The task:
The answer must be an exact copy of the entries that follow, with all images removed.
[[ Data in this exercise, beginning ]]
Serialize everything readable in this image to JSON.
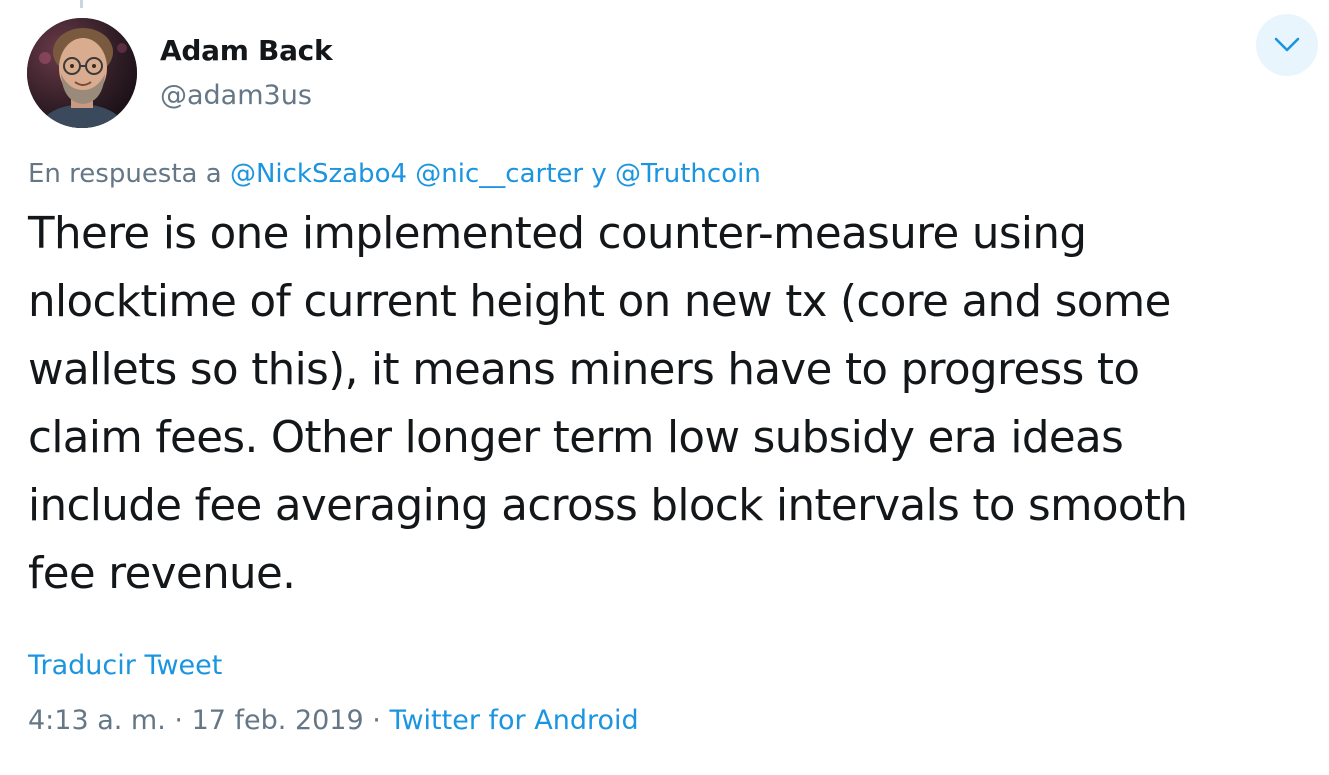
{
  "author": {
    "name": "Adam Back",
    "handle": "@adam3us"
  },
  "reply": {
    "prefix": "En respuesta a",
    "mention1": "@NickSzabo4",
    "mention2": "@nic__carter",
    "conjunction": "y",
    "mention3": "@Truthcoin"
  },
  "tweet": {
    "text": "There is one implemented counter-measure using\nnlocktime of current height on new tx (core and some\nwallets so this), it means miners have to progress to\nclaim fees. Other longer term low subsidy era ideas\ninclude fee averaging across block intervals to smooth\nfee revenue."
  },
  "actions": {
    "translate": "Traducir Tweet",
    "menu_icon": "chevron-down-icon"
  },
  "meta": {
    "time": "4:13 a. m.",
    "separator": "·",
    "date": "17 feb. 2019",
    "source": "Twitter for Android"
  },
  "colors": {
    "link": "#1b95e0",
    "secondary": "#657786",
    "primary_text": "#14171a",
    "caret_bg": "#e8f5fd"
  }
}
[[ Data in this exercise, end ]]
Written solution:
Serialize everything readable in this image to JSON.
{
  "author": {
    "name": "Adam Back",
    "handle": "@adam3us"
  },
  "reply": {
    "prefix": "En respuesta a",
    "mention1": "@NickSzabo4",
    "mention2": "@nic__carter",
    "conjunction": "y",
    "mention3": "@Truthcoin"
  },
  "tweet": {
    "text": "There is one implemented counter-measure using\nnlocktime of current height on new tx (core and some\nwallets so this), it means miners have to progress to\nclaim fees. Other longer term low subsidy era ideas\ninclude fee averaging across block intervals to smooth\nfee revenue."
  },
  "actions": {
    "translate": "Traducir Tweet",
    "menu_icon": "chevron-down-icon"
  },
  "meta": {
    "time": "4:13 a. m.",
    "separator": "·",
    "date": "17 feb. 2019",
    "source": "Twitter for Android"
  },
  "colors": {
    "link": "#1b95e0",
    "secondary": "#657786",
    "primary_text": "#14171a",
    "caret_bg": "#e8f5fd"
  }
}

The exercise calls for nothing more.